race. The negro is committing too
much crime, north and south," said
Hooker T. Washington in an address
to the National Negro Business league.
"We cannot be too frank or too
strong ln discussing the harm that the
committing of crime Is doing to our
race," he continued. "Let us stand
up straight and speak out and act. In
do uncertain terms in this direction.
Let us do our part and then let us
cx on the whites to do their part."
Mr. Washington condemned lynch
ing as one of the greatest hindrances
to the progress of the black race.
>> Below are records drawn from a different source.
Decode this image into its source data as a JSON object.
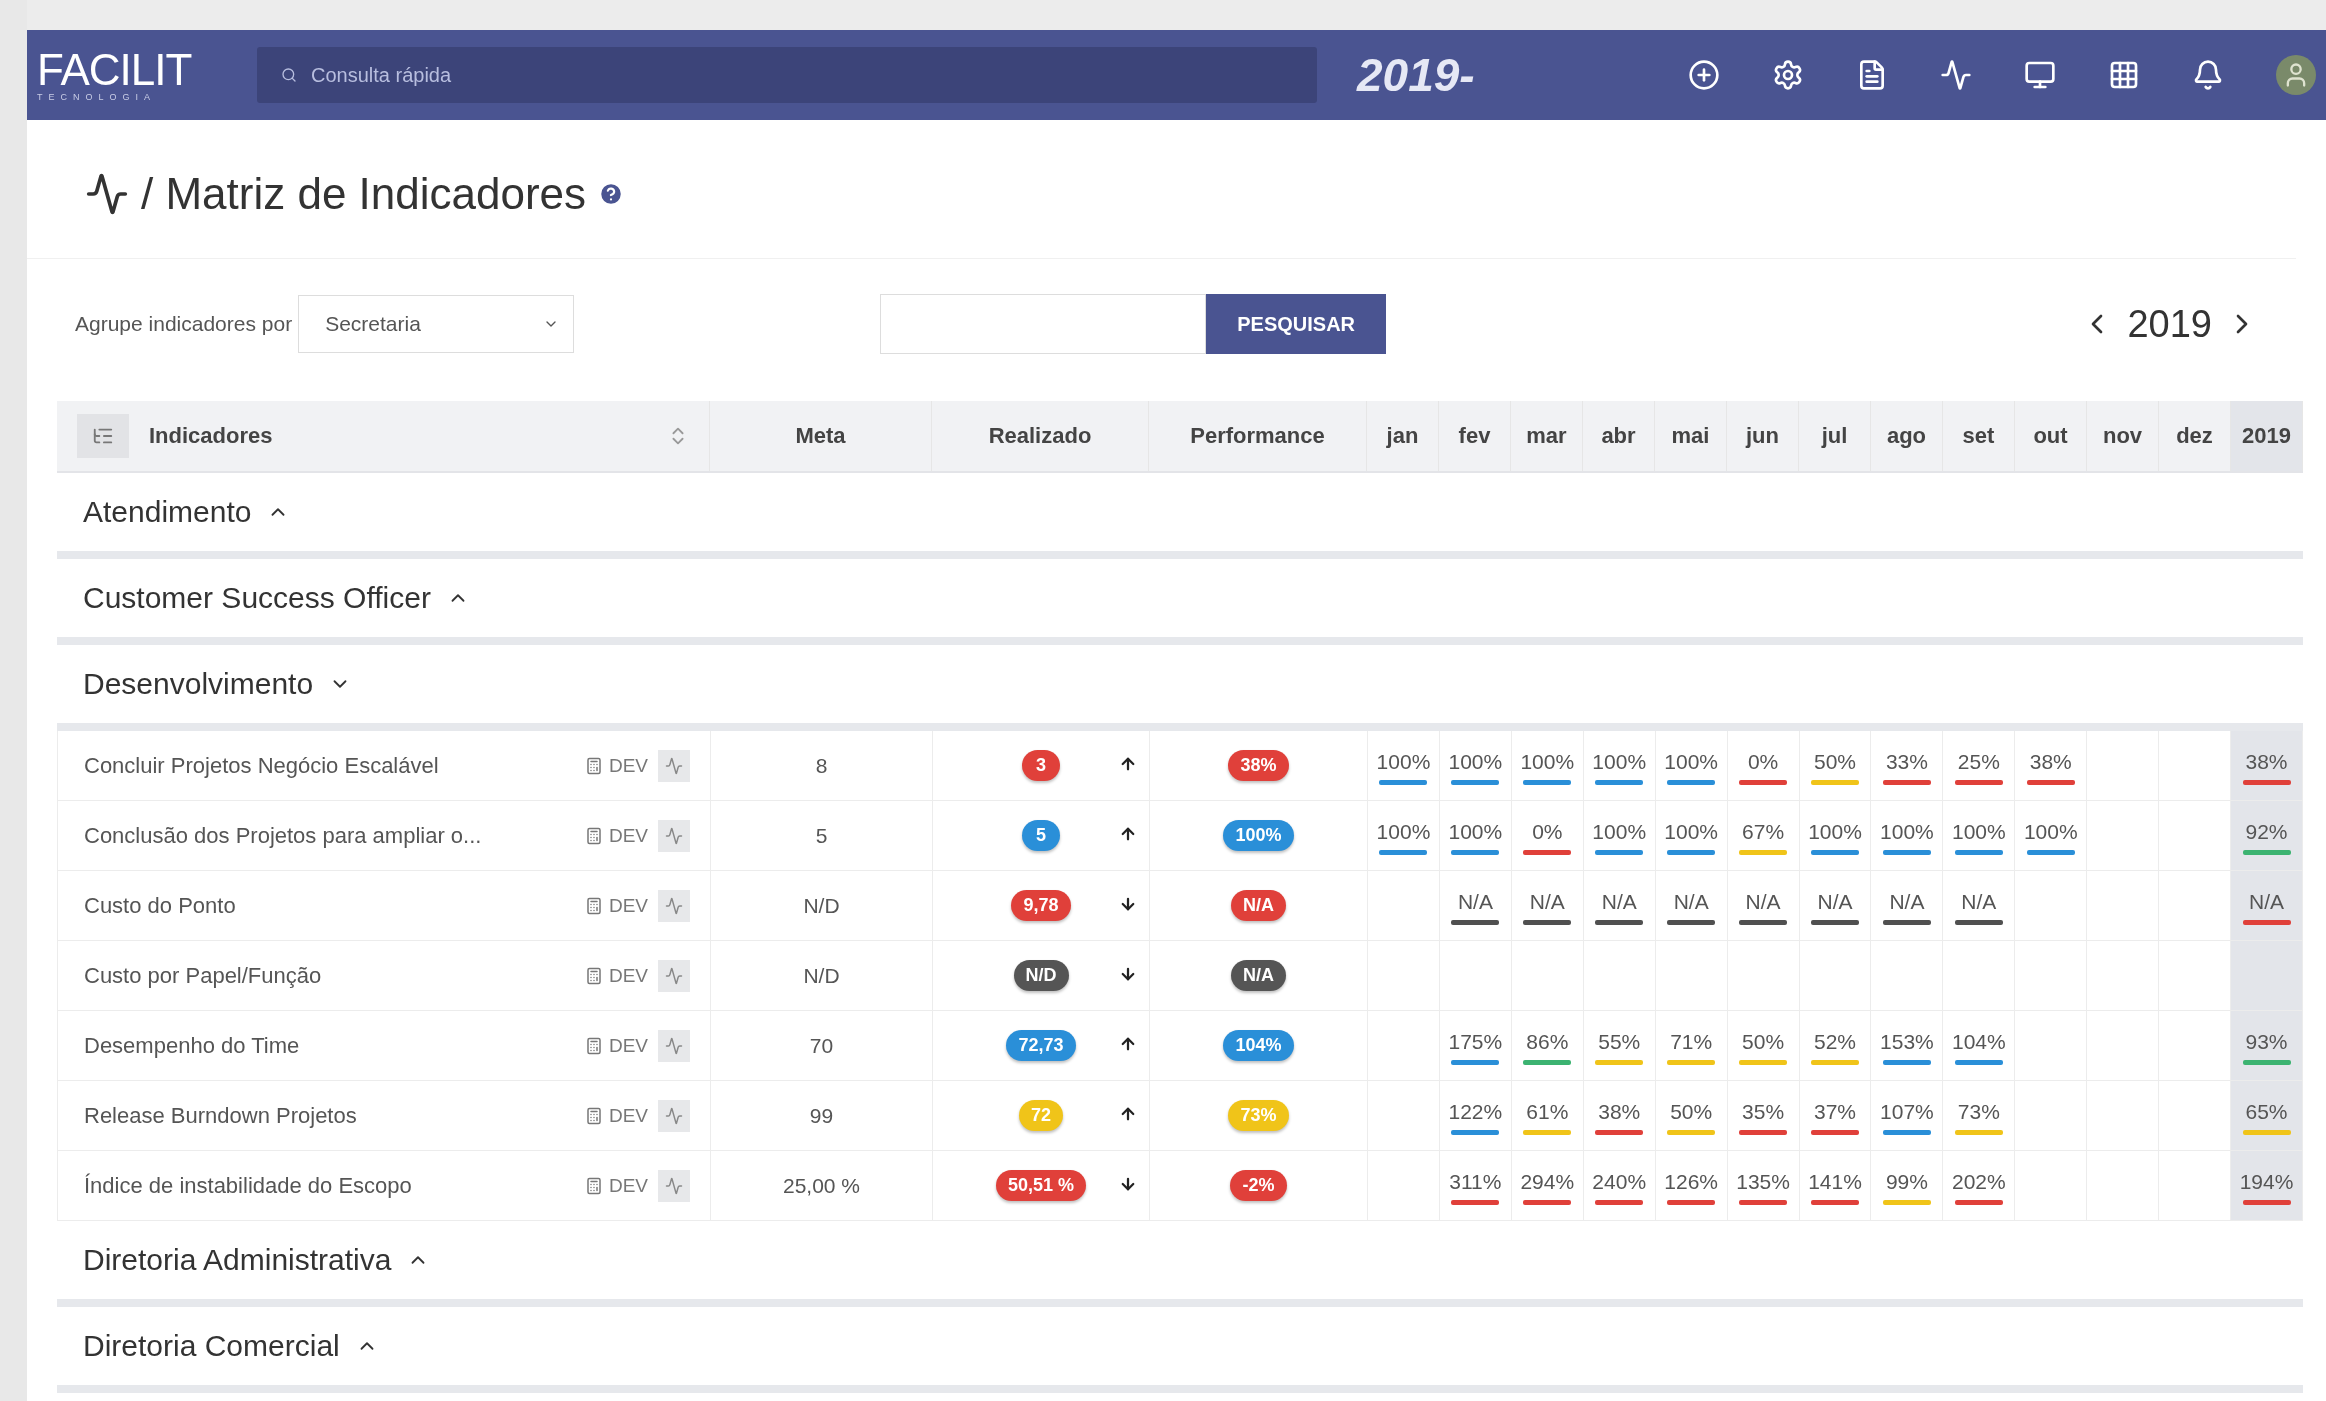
{
  "topbar": {
    "logo": "FACILIT",
    "logo_sub": "TECNOLOGIA",
    "search": {
      "placeholder": "Consulta rápida"
    },
    "year": "2019-"
  },
  "page": {
    "title": "/ Matriz de Indicadores"
  },
  "filters": {
    "group_label": "Agrupe indicadores por",
    "group_value": "Secretaria",
    "search_button": "PESQUISAR",
    "year": "2019"
  },
  "table": {
    "columns": [
      "Indicadores",
      "Meta",
      "Realizado",
      "Performance"
    ],
    "months": [
      "jan",
      "fev",
      "mar",
      "abr",
      "mai",
      "jun",
      "jul",
      "ago",
      "set",
      "out",
      "nov",
      "dez"
    ],
    "total_column": "2019",
    "groups": [
      {
        "name": "Atendimento",
        "expanded": false
      },
      {
        "name": "Customer Success Officer",
        "expanded": false
      },
      {
        "name": "Desenvolvimento",
        "expanded": true,
        "rows": [
          {
            "name": "Concluir Projetos Negócio Escalável",
            "unit": "DEV",
            "meta": "8",
            "realizado": {
              "text": "3",
              "color": "#e0403a"
            },
            "rising": true,
            "performance": {
              "text": "38%",
              "color": "#e0403a"
            },
            "months": [
              {
                "kind": "value",
                "value": "100%",
                "color": "#2a8fd8"
              },
              {
                "kind": "value",
                "value": "100%",
                "color": "#2a8fd8"
              },
              {
                "kind": "value",
                "value": "100%",
                "color": "#2a8fd8"
              },
              {
                "kind": "value",
                "value": "100%",
                "color": "#2a8fd8"
              },
              {
                "kind": "value",
                "value": "100%",
                "color": "#2a8fd8"
              },
              {
                "kind": "value",
                "value": "0%",
                "color": "#e0403a"
              },
              {
                "kind": "value",
                "value": "50%",
                "color": "#f0c419"
              },
              {
                "kind": "value",
                "value": "33%",
                "color": "#e0403a"
              },
              {
                "kind": "value",
                "value": "25%",
                "color": "#e0403a"
              },
              {
                "kind": "value",
                "value": "38%",
                "color": "#e0403a"
              },
              {
                "kind": "empty"
              },
              {
                "kind": "empty"
              }
            ],
            "total": {
              "kind": "value",
              "value": "38%",
              "color": "#e0403a"
            }
          },
          {
            "name": "Conclusão dos Projetos para ampliar o...",
            "unit": "DEV",
            "meta": "5",
            "realizado": {
              "text": "5",
              "color": "#2a8fd8"
            },
            "rising": true,
            "performance": {
              "text": "100%",
              "color": "#2a8fd8"
            },
            "months": [
              {
                "kind": "value",
                "value": "100%",
                "color": "#2a8fd8"
              },
              {
                "kind": "value",
                "value": "100%",
                "color": "#2a8fd8"
              },
              {
                "kind": "value",
                "value": "0%",
                "color": "#e0403a"
              },
              {
                "kind": "value",
                "value": "100%",
                "color": "#2a8fd8"
              },
              {
                "kind": "value",
                "value": "100%",
                "color": "#2a8fd8"
              },
              {
                "kind": "value",
                "value": "67%",
                "color": "#f0c419"
              },
              {
                "kind": "value",
                "value": "100%",
                "color": "#2a8fd8"
              },
              {
                "kind": "value",
                "value": "100%",
                "color": "#2a8fd8"
              },
              {
                "kind": "value",
                "value": "100%",
                "color": "#2a8fd8"
              },
              {
                "kind": "value",
                "value": "100%",
                "color": "#2a8fd8"
              },
              {
                "kind": "empty"
              },
              {
                "kind": "empty"
              }
            ],
            "total": {
              "kind": "value",
              "value": "92%",
              "color": "#3cb371"
            }
          },
          {
            "name": "Custo do Ponto",
            "unit": "DEV",
            "meta": "N/D",
            "realizado": {
              "text": "9,78",
              "color": "#e0403a"
            },
            "rising": false,
            "performance": {
              "text": "N/A",
              "color": "#e0403a"
            },
            "months": [
              {
                "kind": "empty"
              },
              {
                "kind": "value",
                "value": "N/A",
                "color": "#505050"
              },
              {
                "kind": "value",
                "value": "N/A",
                "color": "#505050"
              },
              {
                "kind": "value",
                "value": "N/A",
                "color": "#505050"
              },
              {
                "kind": "value",
                "value": "N/A",
                "color": "#505050"
              },
              {
                "kind": "value",
                "value": "N/A",
                "color": "#505050"
              },
              {
                "kind": "value",
                "value": "N/A",
                "color": "#505050"
              },
              {
                "kind": "value",
                "value": "N/A",
                "color": "#505050"
              },
              {
                "kind": "value",
                "value": "N/A",
                "color": "#505050"
              },
              {
                "kind": "empty"
              },
              {
                "kind": "empty"
              },
              {
                "kind": "empty"
              }
            ],
            "total": {
              "kind": "value",
              "value": "N/A",
              "color": "#e0403a"
            }
          },
          {
            "name": "Custo por Papel/Função",
            "unit": "DEV",
            "meta": "N/D",
            "realizado": {
              "text": "N/D",
              "color": "#555555"
            },
            "rising": false,
            "performance": {
              "text": "N/A",
              "color": "#555555"
            },
            "months": [
              {
                "kind": "empty"
              },
              {
                "kind": "empty"
              },
              {
                "kind": "empty"
              },
              {
                "kind": "empty"
              },
              {
                "kind": "empty"
              },
              {
                "kind": "empty"
              },
              {
                "kind": "empty"
              },
              {
                "kind": "empty"
              },
              {
                "kind": "empty"
              },
              {
                "kind": "empty"
              },
              {
                "kind": "empty"
              },
              {
                "kind": "empty"
              }
            ],
            "total": {
              "kind": "empty"
            }
          },
          {
            "name": "Desempenho do Time",
            "unit": "DEV",
            "meta": "70",
            "realizado": {
              "text": "72,73",
              "color": "#2a8fd8"
            },
            "rising": true,
            "performance": {
              "text": "104%",
              "color": "#2a8fd8"
            },
            "months": [
              {
                "kind": "empty"
              },
              {
                "kind": "value",
                "value": "175%",
                "color": "#2a8fd8"
              },
              {
                "kind": "value",
                "value": "86%",
                "color": "#3cb371"
              },
              {
                "kind": "value",
                "value": "55%",
                "color": "#f0c419"
              },
              {
                "kind": "value",
                "value": "71%",
                "color": "#f0c419"
              },
              {
                "kind": "value",
                "value": "50%",
                "color": "#f0c419"
              },
              {
                "kind": "value",
                "value": "52%",
                "color": "#f0c419"
              },
              {
                "kind": "value",
                "value": "153%",
                "color": "#2a8fd8"
              },
              {
                "kind": "value",
                "value": "104%",
                "color": "#2a8fd8"
              },
              {
                "kind": "empty"
              },
              {
                "kind": "empty"
              },
              {
                "kind": "empty"
              }
            ],
            "total": {
              "kind": "value",
              "value": "93%",
              "color": "#3cb371"
            }
          },
          {
            "name": "Release Burndown Projetos",
            "unit": "DEV",
            "meta": "99",
            "realizado": {
              "text": "72",
              "color": "#f0c419"
            },
            "rising": true,
            "performance": {
              "text": "73%",
              "color": "#f0c419"
            },
            "months": [
              {
                "kind": "empty"
              },
              {
                "kind": "value",
                "value": "122%",
                "color": "#2a8fd8"
              },
              {
                "kind": "value",
                "value": "61%",
                "color": "#f0c419"
              },
              {
                "kind": "value",
                "value": "38%",
                "color": "#e0403a"
              },
              {
                "kind": "value",
                "value": "50%",
                "color": "#f0c419"
              },
              {
                "kind": "value",
                "value": "35%",
                "color": "#e0403a"
              },
              {
                "kind": "value",
                "value": "37%",
                "color": "#e0403a"
              },
              {
                "kind": "value",
                "value": "107%",
                "color": "#2a8fd8"
              },
              {
                "kind": "value",
                "value": "73%",
                "color": "#f0c419"
              },
              {
                "kind": "empty"
              },
              {
                "kind": "empty"
              },
              {
                "kind": "empty"
              }
            ],
            "total": {
              "kind": "value",
              "value": "65%",
              "color": "#f0c419"
            }
          },
          {
            "name": "Índice de instabilidade do Escopo",
            "unit": "DEV",
            "meta": "25,00 %",
            "realizado": {
              "text": "50,51 %",
              "color": "#e0403a"
            },
            "rising": false,
            "performance": {
              "text": "-2%",
              "color": "#e0403a"
            },
            "months": [
              {
                "kind": "empty"
              },
              {
                "kind": "value",
                "value": "311%",
                "color": "#e0403a"
              },
              {
                "kind": "value",
                "value": "294%",
                "color": "#e0403a"
              },
              {
                "kind": "value",
                "value": "240%",
                "color": "#e0403a"
              },
              {
                "kind": "value",
                "value": "126%",
                "color": "#e0403a"
              },
              {
                "kind": "value",
                "value": "135%",
                "color": "#e0403a"
              },
              {
                "kind": "value",
                "value": "141%",
                "color": "#e0403a"
              },
              {
                "kind": "value",
                "value": "99%",
                "color": "#f0c419"
              },
              {
                "kind": "value",
                "value": "202%",
                "color": "#e0403a"
              },
              {
                "kind": "empty"
              },
              {
                "kind": "empty"
              },
              {
                "kind": "empty"
              }
            ],
            "total": {
              "kind": "value",
              "value": "194%",
              "color": "#e0403a"
            }
          }
        ]
      },
      {
        "name": "Diretoria Administrativa",
        "expanded": false
      },
      {
        "name": "Diretoria Comercial",
        "expanded": false
      }
    ]
  }
}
As
Illustrating the progress which the
negro Is making he said the blacks in
Georgia owned at least $20,000,000
worth of taxable property. The south,
he said, offered the best opportunities
as the permanent abiding place of tho
masses of the race.
Invention to Lessen Sinning.
Baltimore, Md. Father Barabaz, of
the Holy Rosary Catholic church, who
has just received a gold medal from
the French academy for the Invention
of a detachable buckle, says the
buckle will prevent people sinning by
swearing when trying to fasten their
clothing. He declares his only rea
son for improving the old style buckle
was to do away with the bad habit,
and believes he has thus performed
faithfully the duty of a clergyman.
To spend money uselessly Is a sin
A Living Lumber Pile.
Utica, N. Y. There has been dis
charged from St. Elizabeth's hospital
ln this city a patient whose injury is
said by physicians to have been one
of the most remarkable, from which
a man recovered. While working In
a mill at Fulton Chain on the morn
ing of June 14 last a piece of wood
nearly two feet long and about an
Inch and a half wide, was thrown
from a saw with such force that It
passed through George Lanz's right
arm and entirely through his body,
pinning the arm to his side. It took
several hours to bring Lans to Utica,
and he was conscious until placed on
the operating table for the removal of
the Bllver and the dressing of ihe
Our fathers find their graves In cu
short memories and sadly tell us hoi
we may be buried in our survlvor.
Slr Francis Browne.
THRIFTY ITALIAN EMIGRANTS.
All Italian immigrants, whether they cons to
the United States or go elsewhere, are expected
not only to send their savings home but als to
return to their native land, either when they have
accumulated a comfortable bank account or at
the end of each season. Official advices received
at the state department, based upon information
furnished by the Italian government, show that
of the 726,331 emigrants who were given pass
ports to leave the country during the year end
ing April 30, 1906, 316,797 came to the United
States, an increase ot 148,008 over the previous
Not only do the Italian laborers who go to
England and other parts of Europe return home
at the close of the season when outdoor work can
be done but many Italians who come to the
United States or go to South America also follow
the same practice. The lmnortnnnA tn italv of
this emigration can be appreciated by tho statement that the laborers s-nd
home annually through the Bank of Naples alone more than $7,600,000. Last
year Italian emigrants In the United States remitted $4,257,680, or 67 per c mt
of the amount received from emigrants at that bank.
The government estimates that the total amount received from all emi
grants amounts to $29.30 per capita.
The proposed immigration law under consideration at ths last session of
congress caused the establishment ot night schoolB throughout Italy to qualify
the people to meet its requirements. The state department is Informed that
these schools have been discontinued because the authorities consider as past
all danger the passage of a law requiring immigrants enfirln the United
gtates to be able -to reail and write.